[Source data]
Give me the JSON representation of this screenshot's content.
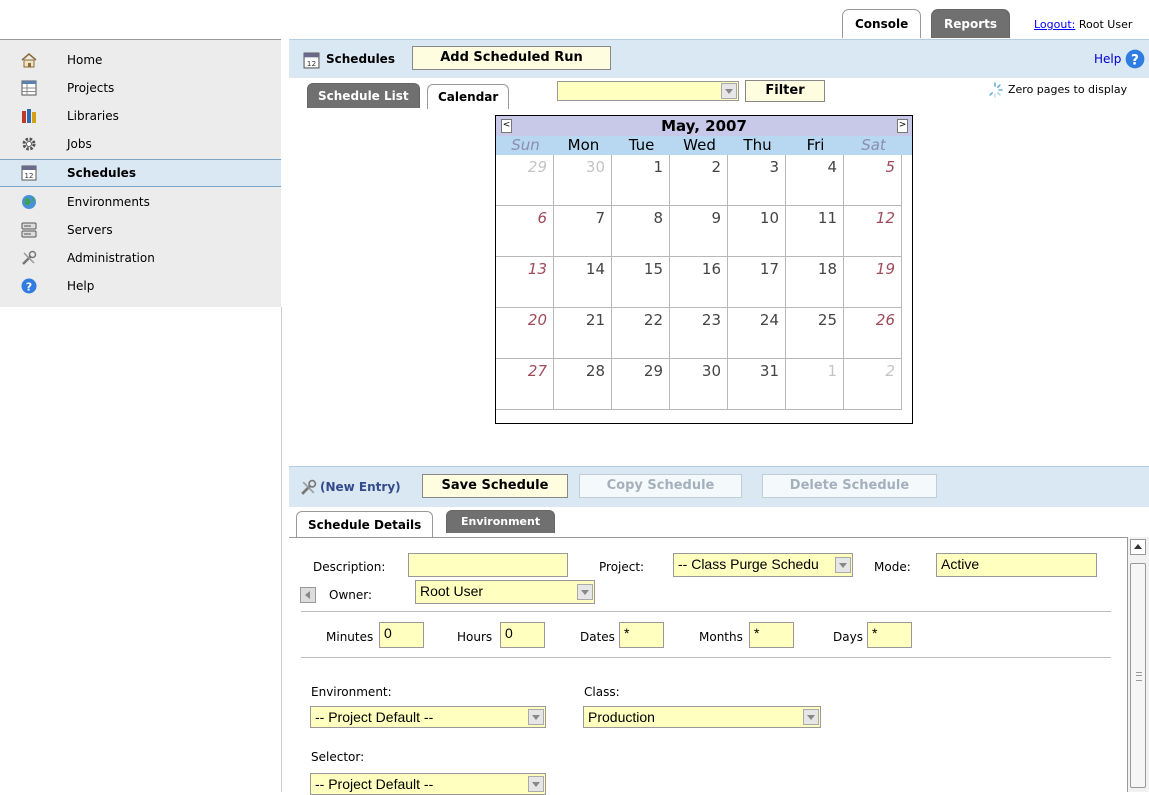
{
  "top_tabs": {
    "console": "Console",
    "reports": "Reports"
  },
  "logout": {
    "link": "Logout:",
    "user": "Root User"
  },
  "sidebar": {
    "items": [
      {
        "label": "Home",
        "icon": "home-icon"
      },
      {
        "label": "Projects",
        "icon": "projects-icon"
      },
      {
        "label": "Libraries",
        "icon": "libraries-icon"
      },
      {
        "label": "Jobs",
        "icon": "gear-icon"
      },
      {
        "label": "Schedules",
        "icon": "calendar-icon",
        "active": true
      },
      {
        "label": "Environments",
        "icon": "globe-icon"
      },
      {
        "label": "Servers",
        "icon": "server-icon"
      },
      {
        "label": "Administration",
        "icon": "tools-icon"
      },
      {
        "label": "Help",
        "icon": "help-icon"
      }
    ]
  },
  "toolbar": {
    "section": "Schedules",
    "add_button": "Add Scheduled Run",
    "help": "Help"
  },
  "view_tabs": {
    "list": "Schedule List",
    "calendar": "Calendar"
  },
  "filter": {
    "value": "",
    "button": "Filter"
  },
  "status": "Zero pages to display",
  "calendar": {
    "title": "May, 2007",
    "prev": "<",
    "next": ">",
    "days_of_week": [
      "Sun",
      "Mon",
      "Tue",
      "Wed",
      "Thu",
      "Fri",
      "Sat"
    ],
    "weeks": [
      [
        "29",
        "30",
        "1",
        "2",
        "3",
        "4",
        "5"
      ],
      [
        "6",
        "7",
        "8",
        "9",
        "10",
        "11",
        "12"
      ],
      [
        "13",
        "14",
        "15",
        "16",
        "17",
        "18",
        "19"
      ],
      [
        "20",
        "21",
        "22",
        "23",
        "24",
        "25",
        "26"
      ],
      [
        "27",
        "28",
        "29",
        "30",
        "31",
        "1",
        "2"
      ]
    ]
  },
  "editor": {
    "entry": "(New Entry)",
    "save": "Save Schedule",
    "copy": "Copy Schedule",
    "delete": "Delete Schedule",
    "tabs": {
      "details": "Schedule Details",
      "environment": "Environment"
    },
    "fields": {
      "description_label": "Description:",
      "description_value": "",
      "project_label": "Project:",
      "project_value": "-- Class Purge Schedu",
      "mode_label": "Mode:",
      "mode_value": "Active",
      "owner_label": "Owner:",
      "owner_value": "Root User",
      "minutes_label": "Minutes",
      "minutes_value": "0",
      "hours_label": "Hours",
      "hours_value": "0",
      "dates_label": "Dates",
      "dates_value": "*",
      "months_label": "Months",
      "months_value": "*",
      "days_label": "Days",
      "days_value": "*",
      "environment_label": "Environment:",
      "environment_value": "-- Project Default --",
      "class_label": "Class:",
      "class_value": "Production",
      "selector_label": "Selector:",
      "selector_value": "-- Project Default --"
    }
  },
  "colors": {
    "toolbar_bg": "#d9e8f3",
    "field_bg": "#ffffc0",
    "button_bg": "#fffde0",
    "tab_dark": "#707070",
    "calendar_header": "#c8c8e8",
    "calendar_dow": "#b8d8f2",
    "weekend_text": "#9e4b5a"
  }
}
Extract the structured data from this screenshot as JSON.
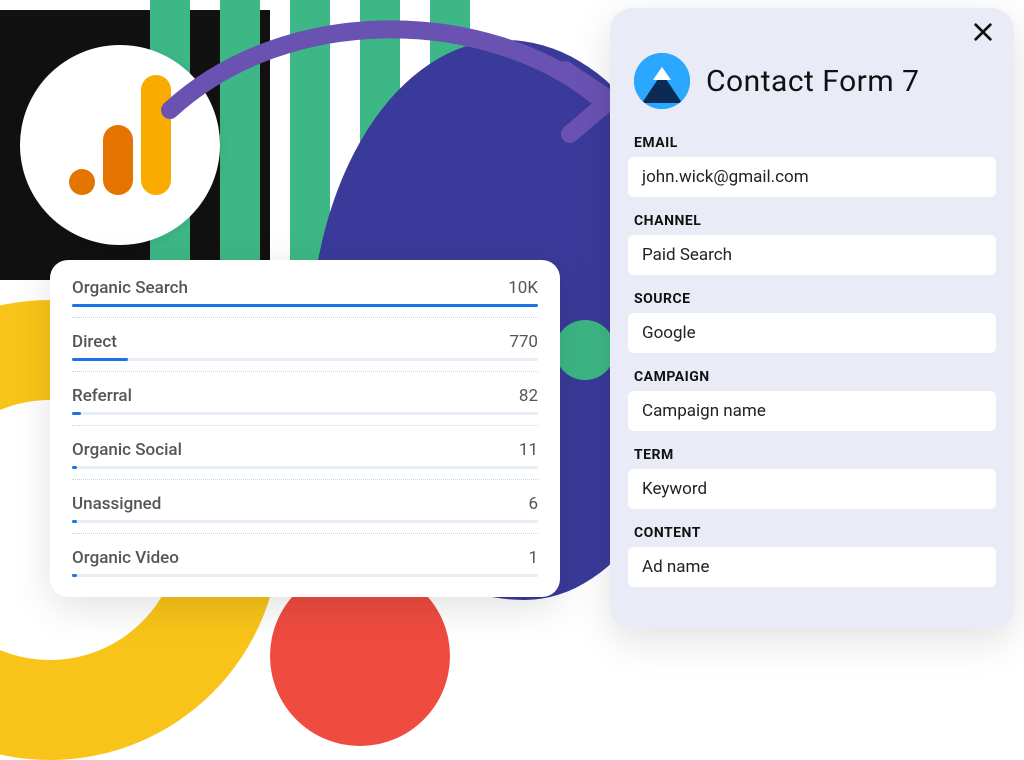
{
  "analytics": {
    "rows": [
      {
        "label": "Organic Search",
        "value": "10K",
        "pct": 100
      },
      {
        "label": "Direct",
        "value": "770",
        "pct": 12
      },
      {
        "label": "Referral",
        "value": "82",
        "pct": 2
      },
      {
        "label": "Organic Social",
        "value": "11",
        "pct": 1
      },
      {
        "label": "Unassigned",
        "value": "6",
        "pct": 1
      },
      {
        "label": "Organic Video",
        "value": "1",
        "pct": 1
      }
    ]
  },
  "form": {
    "title": "Contact Form 7",
    "fields": [
      {
        "label": "EMAIL",
        "value": "john.wick@gmail.com"
      },
      {
        "label": "CHANNEL",
        "value": "Paid Search"
      },
      {
        "label": "SOURCE",
        "value": "Google"
      },
      {
        "label": "CAMPAIGN",
        "value": "Campaign name"
      },
      {
        "label": "TERM",
        "value": "Keyword"
      },
      {
        "label": "CONTENT",
        "value": "Ad name"
      }
    ]
  },
  "chart_data": {
    "type": "bar",
    "title": "",
    "categories": [
      "Organic Search",
      "Direct",
      "Referral",
      "Organic Social",
      "Unassigned",
      "Organic Video"
    ],
    "values": [
      10000,
      770,
      82,
      11,
      6,
      1
    ],
    "value_labels": [
      "10K",
      "770",
      "82",
      "11",
      "6",
      "1"
    ]
  }
}
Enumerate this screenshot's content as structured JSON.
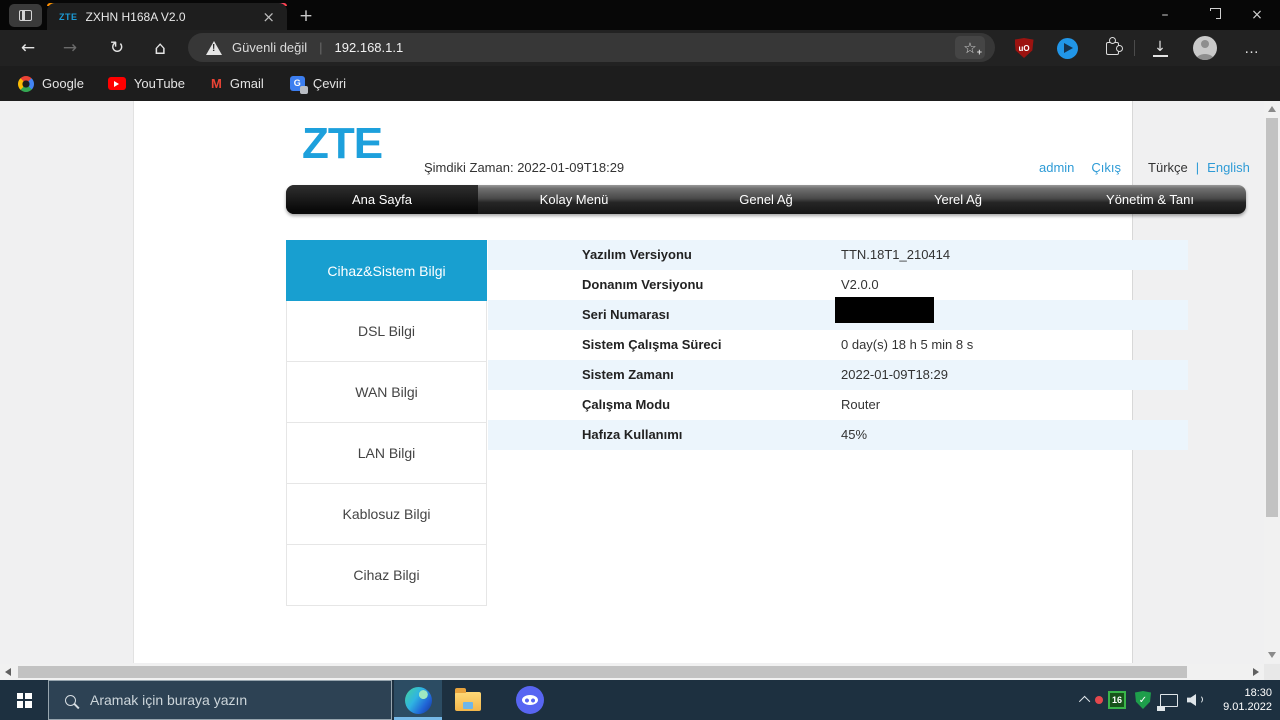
{
  "colors": {
    "accent_teal": "#189fd0",
    "row_highlight_blue": "#ecf5fc",
    "link_blue": "#2e9bd6",
    "logo_blue": "#1da0dc",
    "taskbar_bg": "#1d3040",
    "ublock_red": "#9c1310",
    "discord_blurple": "#5865f2",
    "security_green": "#1e9e4b"
  },
  "browser": {
    "tab": {
      "favicon_text": "ZTE",
      "title": "ZXHN H168A V2.0"
    },
    "address": {
      "security_label": "Güvenli değil",
      "url": "192.168.1.1"
    },
    "bookmarks": [
      {
        "label": "Google"
      },
      {
        "label": "YouTube"
      },
      {
        "label": "Gmail"
      },
      {
        "label": "Çeviri"
      }
    ]
  },
  "page": {
    "logo_text": "ZTE",
    "current_time": "Şimdiki Zaman: 2022-01-09T18:29",
    "session": {
      "user": "admin",
      "logout": "Çıkış",
      "language_current": "Türkçe",
      "language_divider": "|",
      "language_alt": "English"
    },
    "nav": [
      {
        "label": "Ana Sayfa",
        "active": true
      },
      {
        "label": "Kolay Menü",
        "active": false
      },
      {
        "label": "Genel Ağ",
        "active": false
      },
      {
        "label": "Yerel Ağ",
        "active": false
      },
      {
        "label": "Yönetim & Tanı",
        "active": false
      }
    ],
    "sidebar": [
      {
        "label": "Cihaz&Sistem Bilgi",
        "active": true
      },
      {
        "label": "DSL Bilgi",
        "active": false
      },
      {
        "label": "WAN Bilgi",
        "active": false
      },
      {
        "label": "LAN Bilgi",
        "active": false
      },
      {
        "label": "Kablosuz Bilgi",
        "active": false
      },
      {
        "label": "Cihaz Bilgi",
        "active": false
      }
    ],
    "info_rows": [
      {
        "label": "Yazılım Versiyonu",
        "value": "TTN.18T1_210414"
      },
      {
        "label": "Donanım Versiyonu",
        "value": "V2.0.0"
      },
      {
        "label": "Seri Numarası",
        "value": "",
        "redacted": true
      },
      {
        "label": "Sistem Çalışma Süreci",
        "value": "0 day(s) 18 h 5 min 8 s"
      },
      {
        "label": "Sistem Zamanı",
        "value": "2022-01-09T18:29"
      },
      {
        "label": "Çalışma Modu",
        "value": "Router"
      },
      {
        "label": "Hafıza Kullanımı",
        "value": "45%"
      }
    ]
  },
  "taskbar": {
    "search_placeholder": "Aramak için buraya yazın",
    "tray": {
      "ublock_badge": "16",
      "time": "18:30",
      "date": "9.01.2022"
    }
  }
}
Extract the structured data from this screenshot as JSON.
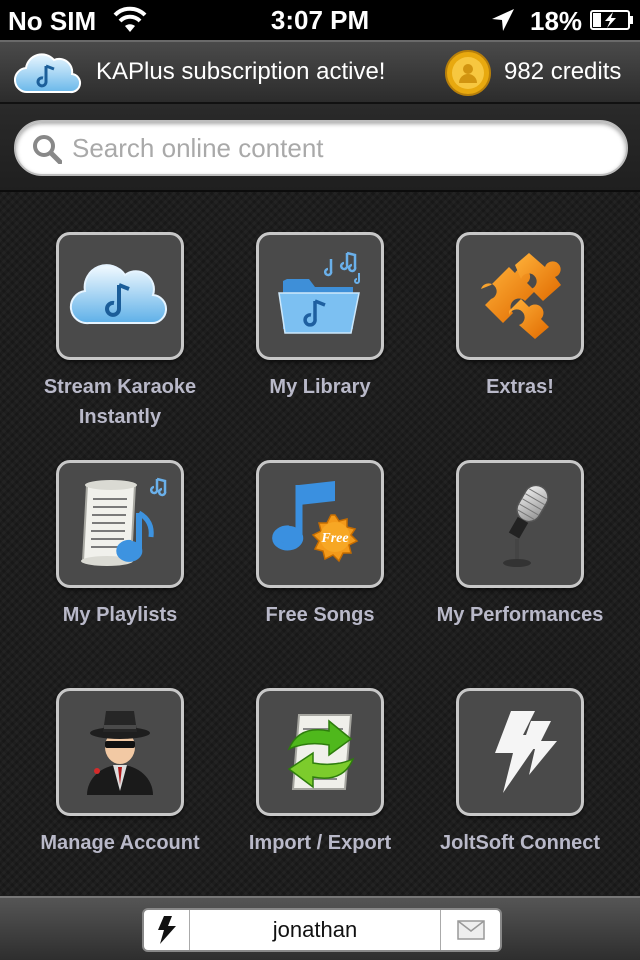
{
  "status_bar": {
    "carrier": "No SIM",
    "time": "3:07 PM",
    "battery": "18%"
  },
  "banner": {
    "subscription_text": "KAPlus subscription active!",
    "credits": "982 credits"
  },
  "search": {
    "placeholder": "Search online content"
  },
  "tiles": [
    {
      "label": "Stream Karaoke Instantly",
      "icon": "cloud-music-icon"
    },
    {
      "label": "My Library",
      "icon": "folder-music-icon"
    },
    {
      "label": "Extras!",
      "icon": "puzzle-icon"
    },
    {
      "label": "My Playlists",
      "icon": "playlist-scroll-icon"
    },
    {
      "label": "Free Songs",
      "icon": "free-note-icon"
    },
    {
      "label": "My Performances",
      "icon": "microphone-icon"
    },
    {
      "label": "Manage Account",
      "icon": "agent-avatar-icon"
    },
    {
      "label": "Import / Export",
      "icon": "sync-arrows-icon"
    },
    {
      "label": "JoltSoft Connect",
      "icon": "lightning-icon"
    }
  ],
  "bottom_bar": {
    "username": "jonathan"
  },
  "colors": {
    "label": "#b9b9c9",
    "tile_border": "#c8c8c8",
    "tile_fill": "#4a4a4a",
    "coin": "#f2b51d",
    "cloud": "#9fd3f5"
  }
}
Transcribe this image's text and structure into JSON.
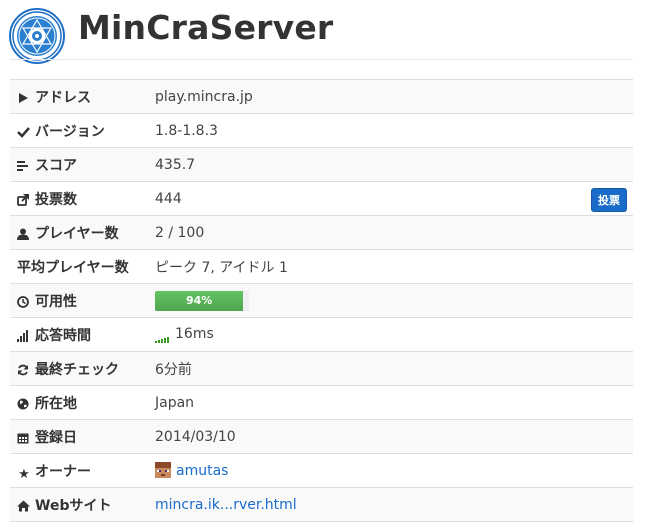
{
  "header": {
    "title": "MinCraServer"
  },
  "rows": [
    {
      "icon": "play-icon",
      "label": "アドレス",
      "value": "play.mincra.jp"
    },
    {
      "icon": "check-icon",
      "label": "バージョン",
      "value": "1.8-1.8.3"
    },
    {
      "icon": "align-left-icon",
      "label": "スコア",
      "value": "435.7"
    },
    {
      "icon": "share-icon",
      "label": "投票数",
      "value": "444",
      "button": "投票"
    },
    {
      "icon": "user-icon",
      "label": "プレイヤー数",
      "value": "2 / 100"
    },
    {
      "icon": "",
      "label": "平均プレイヤー数",
      "value": "ピーク 7, アイドル 1"
    },
    {
      "icon": "clock-icon",
      "label": "可用性",
      "value": "94%",
      "progress_percent": 94
    },
    {
      "icon": "signal-icon",
      "label": "応答時間",
      "value": "16ms"
    },
    {
      "icon": "refresh-icon",
      "label": "最終チェック",
      "value": "6分前"
    },
    {
      "icon": "globe-icon",
      "label": "所在地",
      "value": "Japan"
    },
    {
      "icon": "calendar-icon",
      "label": "登録日",
      "value": "2014/03/10"
    },
    {
      "icon": "star-icon",
      "label": "オーナー",
      "value": "amutas"
    },
    {
      "icon": "home-icon",
      "label": "Webサイト",
      "value": "mincra.ik...rver.html"
    }
  ],
  "colors": {
    "link": "#1a6cc8",
    "progress": "#5cb85c",
    "button": "#1a6cc8"
  }
}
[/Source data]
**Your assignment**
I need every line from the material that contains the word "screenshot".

**Worked solution**
Give me the JSON representation of this screenshot's content.
Extract the structured data from this screenshot as JSON.
Enumerate this screenshot's content as structured JSON.
Extract the structured data from this screenshot as JSON.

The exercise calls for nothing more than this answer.